Instead, a business or data analyst performs this procedure with the intention of creating an analytical dataset to support the resolution of certain business queries. Data blending enables a data analyst to include data from any source or kind into their analysis for quicker, more insightful business decisions.
Why Would You Want to Data Blend?
So why exactly would one want to use data blending? One common reason for data blending in the context of data analytics is to see the big picture and have everything you need in one report. However, data blending is mostly useful when you want to generate a specific formula that requires pieces from both (or more) data sources.
Let’s consider an actual use case. Just before your client is expected to decide whether to renew your agency's contract, let's say you are a strategist or project manager overseeing a multifaceted campaign that has started to lag in conversions relative to campaign KPIs.
You still have money and time to fix the performance slump, but you're not sure how best to use those resources on updated assets. You are operating a variety of lead-generating campaigns, therefore you must clearly examine a cross-section of the data to determine the cause of the drop-off.
You'd be in a difficult situation without the rapid and effective uses of data blending available today. To swiftly obtain and analyze the data, you would either need to enlist the aid of your agency's data staff or struggle on your own. Both options don't scream optimization, particularly when you have a ton of other tasks to complete. Thankfully, you can use data blending easily.
Just as well, organizations constantly produce more data and have access to more data as well. Without using data scientists or other experts, data blending might hasten the consumption of such data. When you combine data from many sources, you may gain a more comprehensive understanding and uncover crucial insights.
How DashboardFox Can Help in Data Blending
Data blending is indeed very helpful whenever you need something in your report, and you want to have a glimpse of what the bigger picture is all about. It helps you a lot in determining what steps to take and what things to do to thrive and prosper in your business in terms of data analytics.
However, you need a tool that would help you execute data blending seamlessly to avoid any delays in the process that can affect how you run your business. You need a business intelligence tool that can help you provide the best in data blending without any hassles at all.
That’s why DashboardFox aims to be the right tool for your data blending needs.
DashboardFox allows data blending via our no code report builder (we call it the composer). And once the data is blended, we allow you to treat that combined dataset as a virtual data source, so you can then start to build reports and dashboards from the blended data set, just like you could from a data warehouse.
Of course, there are caveats and scenarios where making views or blending data at the database level makes more sense. For example, if the amount of data is so large, it's going to make for a very long-running report and possibly require a lot of server memory to bring huge amounts of data from multiple sources and blend them in memory.
Once data is joined or unioned in DashboardFox, you can then create custom formulas, visualizations, and all the other things you can normally do against a single data source, including filtering, drill down, and more.

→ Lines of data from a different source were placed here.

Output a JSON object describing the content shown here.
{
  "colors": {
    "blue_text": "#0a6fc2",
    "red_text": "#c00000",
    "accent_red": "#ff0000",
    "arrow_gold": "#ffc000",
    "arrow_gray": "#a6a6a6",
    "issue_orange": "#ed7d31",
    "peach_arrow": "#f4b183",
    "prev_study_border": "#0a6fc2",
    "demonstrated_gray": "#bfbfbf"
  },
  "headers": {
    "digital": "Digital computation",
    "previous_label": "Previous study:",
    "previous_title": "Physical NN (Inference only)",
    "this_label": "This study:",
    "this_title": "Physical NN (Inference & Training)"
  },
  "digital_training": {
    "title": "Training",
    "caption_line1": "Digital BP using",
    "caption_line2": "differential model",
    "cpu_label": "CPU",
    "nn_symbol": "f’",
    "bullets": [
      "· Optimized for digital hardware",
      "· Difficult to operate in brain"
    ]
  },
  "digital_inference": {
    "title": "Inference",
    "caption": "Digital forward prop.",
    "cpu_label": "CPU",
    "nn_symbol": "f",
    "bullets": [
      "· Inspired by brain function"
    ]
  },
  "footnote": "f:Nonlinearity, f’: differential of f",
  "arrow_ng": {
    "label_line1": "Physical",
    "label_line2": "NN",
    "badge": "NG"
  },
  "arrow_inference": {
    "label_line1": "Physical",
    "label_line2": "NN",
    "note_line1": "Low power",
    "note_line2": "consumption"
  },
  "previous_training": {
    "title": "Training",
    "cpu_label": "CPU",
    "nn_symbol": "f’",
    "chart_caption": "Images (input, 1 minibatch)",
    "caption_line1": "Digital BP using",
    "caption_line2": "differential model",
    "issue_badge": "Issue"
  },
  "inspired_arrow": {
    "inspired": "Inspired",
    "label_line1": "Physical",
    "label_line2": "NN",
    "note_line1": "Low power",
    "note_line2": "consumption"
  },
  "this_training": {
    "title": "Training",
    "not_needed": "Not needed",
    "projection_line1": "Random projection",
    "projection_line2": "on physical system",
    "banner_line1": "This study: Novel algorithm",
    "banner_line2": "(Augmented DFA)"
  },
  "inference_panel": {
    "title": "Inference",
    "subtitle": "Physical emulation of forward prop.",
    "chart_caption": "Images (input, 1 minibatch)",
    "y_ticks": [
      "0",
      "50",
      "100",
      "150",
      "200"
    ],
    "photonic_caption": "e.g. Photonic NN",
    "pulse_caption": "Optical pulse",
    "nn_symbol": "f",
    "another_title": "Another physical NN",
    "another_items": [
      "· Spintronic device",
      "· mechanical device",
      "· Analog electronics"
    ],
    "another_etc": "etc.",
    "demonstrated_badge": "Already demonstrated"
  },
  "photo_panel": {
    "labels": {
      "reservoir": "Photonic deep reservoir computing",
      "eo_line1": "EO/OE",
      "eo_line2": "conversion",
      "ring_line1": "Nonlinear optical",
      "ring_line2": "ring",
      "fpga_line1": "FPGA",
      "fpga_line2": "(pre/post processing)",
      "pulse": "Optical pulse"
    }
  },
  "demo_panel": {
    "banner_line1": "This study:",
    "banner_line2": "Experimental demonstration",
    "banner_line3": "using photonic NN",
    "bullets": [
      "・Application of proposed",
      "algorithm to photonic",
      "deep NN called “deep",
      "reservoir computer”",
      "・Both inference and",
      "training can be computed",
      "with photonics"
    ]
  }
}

Add to that their pleasing pricing arrangement (one-time payment scheme without any subscriptions to maintain) and a dedicated team to handle all your concerns 24/7, you have the best tool in the market in the bag.
How was our guide to data blending? Tell us what you think about data blending and data analytics in the comments.